### What you are asked to do
In the listing, find every line that has the string "ativas" and copy it.

-- -- --

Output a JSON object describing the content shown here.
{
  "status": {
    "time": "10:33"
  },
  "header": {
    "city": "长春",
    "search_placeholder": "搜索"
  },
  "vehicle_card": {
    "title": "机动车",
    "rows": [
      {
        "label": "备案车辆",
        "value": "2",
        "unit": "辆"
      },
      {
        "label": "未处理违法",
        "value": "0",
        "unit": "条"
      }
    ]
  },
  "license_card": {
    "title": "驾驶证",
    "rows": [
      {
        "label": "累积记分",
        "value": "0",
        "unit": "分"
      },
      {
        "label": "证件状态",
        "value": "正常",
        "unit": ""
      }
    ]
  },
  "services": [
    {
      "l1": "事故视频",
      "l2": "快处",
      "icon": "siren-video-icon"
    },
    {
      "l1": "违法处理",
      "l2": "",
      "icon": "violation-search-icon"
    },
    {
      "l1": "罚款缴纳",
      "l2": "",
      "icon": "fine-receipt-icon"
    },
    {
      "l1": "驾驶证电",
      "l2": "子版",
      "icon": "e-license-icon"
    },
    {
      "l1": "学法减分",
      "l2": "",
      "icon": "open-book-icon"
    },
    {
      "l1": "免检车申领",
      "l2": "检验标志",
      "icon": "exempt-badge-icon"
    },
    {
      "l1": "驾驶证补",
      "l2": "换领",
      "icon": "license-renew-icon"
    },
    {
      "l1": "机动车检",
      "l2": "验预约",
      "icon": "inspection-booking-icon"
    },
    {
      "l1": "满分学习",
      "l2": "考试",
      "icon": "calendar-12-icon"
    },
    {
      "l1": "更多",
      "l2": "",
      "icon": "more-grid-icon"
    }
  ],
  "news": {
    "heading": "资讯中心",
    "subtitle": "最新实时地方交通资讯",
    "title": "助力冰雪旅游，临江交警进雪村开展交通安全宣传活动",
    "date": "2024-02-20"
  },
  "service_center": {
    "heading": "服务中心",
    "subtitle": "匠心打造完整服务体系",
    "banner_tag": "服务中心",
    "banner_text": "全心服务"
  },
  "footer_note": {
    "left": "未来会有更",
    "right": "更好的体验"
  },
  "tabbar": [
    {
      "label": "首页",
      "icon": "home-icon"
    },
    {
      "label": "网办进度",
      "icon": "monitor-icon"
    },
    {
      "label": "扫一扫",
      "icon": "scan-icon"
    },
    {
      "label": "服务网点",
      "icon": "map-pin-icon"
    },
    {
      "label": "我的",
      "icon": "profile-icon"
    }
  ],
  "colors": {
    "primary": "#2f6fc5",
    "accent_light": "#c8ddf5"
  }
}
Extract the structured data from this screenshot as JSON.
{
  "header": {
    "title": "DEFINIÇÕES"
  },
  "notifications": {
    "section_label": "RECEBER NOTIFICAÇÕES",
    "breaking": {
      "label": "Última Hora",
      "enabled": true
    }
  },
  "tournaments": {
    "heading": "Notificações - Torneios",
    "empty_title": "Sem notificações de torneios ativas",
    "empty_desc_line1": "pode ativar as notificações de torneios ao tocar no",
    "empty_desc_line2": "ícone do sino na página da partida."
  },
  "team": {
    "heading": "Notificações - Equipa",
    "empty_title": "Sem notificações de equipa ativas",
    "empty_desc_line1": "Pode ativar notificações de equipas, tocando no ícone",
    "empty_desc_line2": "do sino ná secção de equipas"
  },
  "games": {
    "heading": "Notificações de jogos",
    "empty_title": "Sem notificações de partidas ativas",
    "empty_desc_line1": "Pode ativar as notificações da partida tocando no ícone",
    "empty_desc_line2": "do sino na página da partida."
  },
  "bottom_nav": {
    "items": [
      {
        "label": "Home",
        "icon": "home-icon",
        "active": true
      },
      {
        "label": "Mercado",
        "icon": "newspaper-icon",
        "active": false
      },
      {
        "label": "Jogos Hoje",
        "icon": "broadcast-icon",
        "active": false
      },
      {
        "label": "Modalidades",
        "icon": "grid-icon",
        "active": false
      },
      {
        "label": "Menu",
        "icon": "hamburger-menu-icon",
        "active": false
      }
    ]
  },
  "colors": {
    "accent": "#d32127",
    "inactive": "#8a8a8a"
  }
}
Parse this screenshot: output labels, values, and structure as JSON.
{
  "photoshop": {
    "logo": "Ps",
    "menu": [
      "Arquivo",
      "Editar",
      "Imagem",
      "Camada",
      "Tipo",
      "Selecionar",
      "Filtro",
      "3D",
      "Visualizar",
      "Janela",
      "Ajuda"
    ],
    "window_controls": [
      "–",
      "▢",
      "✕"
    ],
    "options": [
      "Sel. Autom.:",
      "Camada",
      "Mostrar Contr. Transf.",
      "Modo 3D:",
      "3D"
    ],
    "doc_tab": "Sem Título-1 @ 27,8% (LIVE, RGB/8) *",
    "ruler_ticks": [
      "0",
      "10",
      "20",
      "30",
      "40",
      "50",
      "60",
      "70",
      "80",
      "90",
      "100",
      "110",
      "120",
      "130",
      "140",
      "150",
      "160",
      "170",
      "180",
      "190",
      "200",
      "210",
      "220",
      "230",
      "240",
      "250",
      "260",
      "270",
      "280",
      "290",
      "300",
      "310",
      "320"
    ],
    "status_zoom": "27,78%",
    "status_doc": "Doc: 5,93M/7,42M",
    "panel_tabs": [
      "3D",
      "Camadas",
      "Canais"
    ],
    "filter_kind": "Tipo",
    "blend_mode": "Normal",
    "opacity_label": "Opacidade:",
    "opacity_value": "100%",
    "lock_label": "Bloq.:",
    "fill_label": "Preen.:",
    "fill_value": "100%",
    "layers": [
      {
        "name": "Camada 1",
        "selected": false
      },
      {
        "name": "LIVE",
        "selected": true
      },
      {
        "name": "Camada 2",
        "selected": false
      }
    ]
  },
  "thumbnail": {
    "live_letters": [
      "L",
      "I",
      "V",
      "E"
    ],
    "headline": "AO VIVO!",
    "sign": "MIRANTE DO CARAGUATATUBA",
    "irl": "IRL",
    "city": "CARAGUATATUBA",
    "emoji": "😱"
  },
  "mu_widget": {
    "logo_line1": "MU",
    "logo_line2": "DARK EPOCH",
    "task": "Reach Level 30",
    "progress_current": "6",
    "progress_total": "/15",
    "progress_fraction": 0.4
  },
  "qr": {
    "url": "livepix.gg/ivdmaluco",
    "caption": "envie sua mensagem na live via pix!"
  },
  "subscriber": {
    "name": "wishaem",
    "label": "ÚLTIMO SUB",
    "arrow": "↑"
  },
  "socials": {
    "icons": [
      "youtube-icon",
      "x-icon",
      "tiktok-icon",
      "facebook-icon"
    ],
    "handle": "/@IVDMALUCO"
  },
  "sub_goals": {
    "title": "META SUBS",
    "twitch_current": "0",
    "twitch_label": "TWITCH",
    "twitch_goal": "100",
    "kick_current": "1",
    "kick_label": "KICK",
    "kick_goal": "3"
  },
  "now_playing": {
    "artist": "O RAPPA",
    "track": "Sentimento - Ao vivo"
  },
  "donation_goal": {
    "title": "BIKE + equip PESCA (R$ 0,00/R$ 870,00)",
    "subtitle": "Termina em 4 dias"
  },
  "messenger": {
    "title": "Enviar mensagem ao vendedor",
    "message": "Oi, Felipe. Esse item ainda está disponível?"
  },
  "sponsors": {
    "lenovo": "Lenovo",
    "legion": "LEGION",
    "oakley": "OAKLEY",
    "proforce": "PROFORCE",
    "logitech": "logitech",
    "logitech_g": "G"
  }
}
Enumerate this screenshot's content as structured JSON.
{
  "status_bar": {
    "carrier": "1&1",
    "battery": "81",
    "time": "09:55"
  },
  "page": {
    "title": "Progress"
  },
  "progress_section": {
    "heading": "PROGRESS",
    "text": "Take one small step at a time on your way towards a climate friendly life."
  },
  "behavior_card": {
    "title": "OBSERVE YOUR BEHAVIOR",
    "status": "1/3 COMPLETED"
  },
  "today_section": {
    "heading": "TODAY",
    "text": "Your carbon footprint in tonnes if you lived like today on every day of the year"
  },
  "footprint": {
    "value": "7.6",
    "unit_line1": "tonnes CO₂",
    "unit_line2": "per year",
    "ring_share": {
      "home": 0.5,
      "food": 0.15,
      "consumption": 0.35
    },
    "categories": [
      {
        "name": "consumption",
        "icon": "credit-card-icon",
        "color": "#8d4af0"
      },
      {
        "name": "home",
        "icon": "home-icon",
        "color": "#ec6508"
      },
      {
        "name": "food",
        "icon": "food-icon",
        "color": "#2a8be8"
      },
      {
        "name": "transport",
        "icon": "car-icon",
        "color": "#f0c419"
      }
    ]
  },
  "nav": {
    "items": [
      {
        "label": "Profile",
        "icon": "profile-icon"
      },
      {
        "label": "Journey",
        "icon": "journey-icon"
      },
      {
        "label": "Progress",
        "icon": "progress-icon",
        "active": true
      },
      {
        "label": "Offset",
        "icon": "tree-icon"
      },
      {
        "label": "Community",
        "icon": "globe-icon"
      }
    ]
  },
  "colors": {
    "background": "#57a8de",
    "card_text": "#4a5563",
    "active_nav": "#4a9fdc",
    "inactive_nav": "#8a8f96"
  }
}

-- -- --

### Problem solution
    "empty_title": "Sem notificações de torneios ativas",
    "empty_title": "Sem notificações de equipa ativas",
    "empty_title": "Sem notificações de partidas ativas",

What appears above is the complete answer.